Copy the records below exactly, omitting any pictures they contain.

Entries shown: Begin

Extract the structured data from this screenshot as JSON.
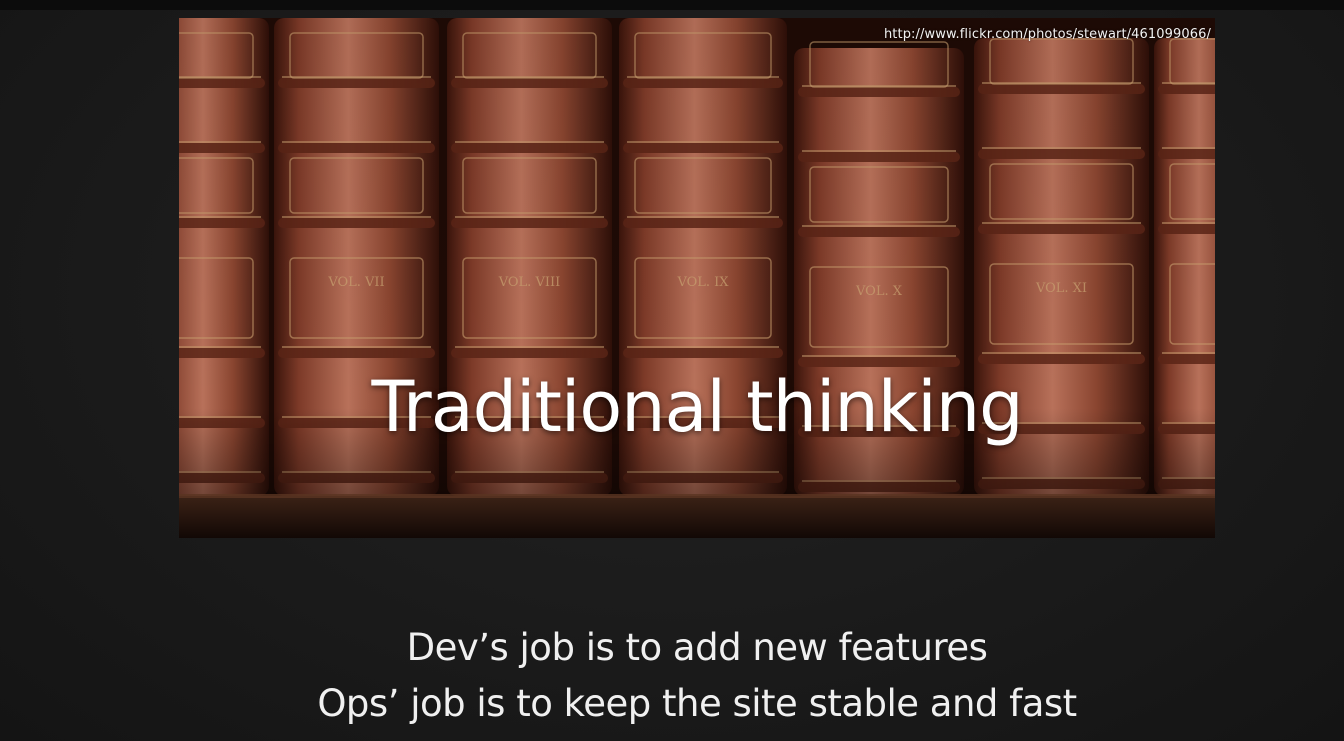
{
  "slide": {
    "photo_credit": "http://www.flickr.com/photos/stewart/461099066/",
    "title": "Traditional thinking",
    "lines": [
      "Dev’s job is to add new features",
      "Ops’ job is to keep the site stable and fast"
    ],
    "volume_labels": [
      "VOL. VII",
      "VOL. VIII",
      "VOL. IX",
      "VOL. X",
      "VOL. XI"
    ]
  },
  "colors": {
    "background": "#1b1b1b",
    "leather": "#7a3524",
    "gold": "#c9a070",
    "text": "#ffffff"
  }
}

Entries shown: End

#### [Exercise answer]
Extract the structured data from this screenshot as JSON.
{
  "slide": {
    "photo_credit": "http://www.flickr.com/photos/stewart/461099066/",
    "title": "Traditional thinking",
    "lines": [
      "Dev’s job is to add new features",
      "Ops’ job is to keep the site stable and fast"
    ],
    "volume_labels": [
      "VOL. VII",
      "VOL. VIII",
      "VOL. IX",
      "VOL. X",
      "VOL. XI"
    ]
  },
  "colors": {
    "background": "#1b1b1b",
    "leather": "#7a3524",
    "gold": "#c9a070",
    "text": "#ffffff"
  }
}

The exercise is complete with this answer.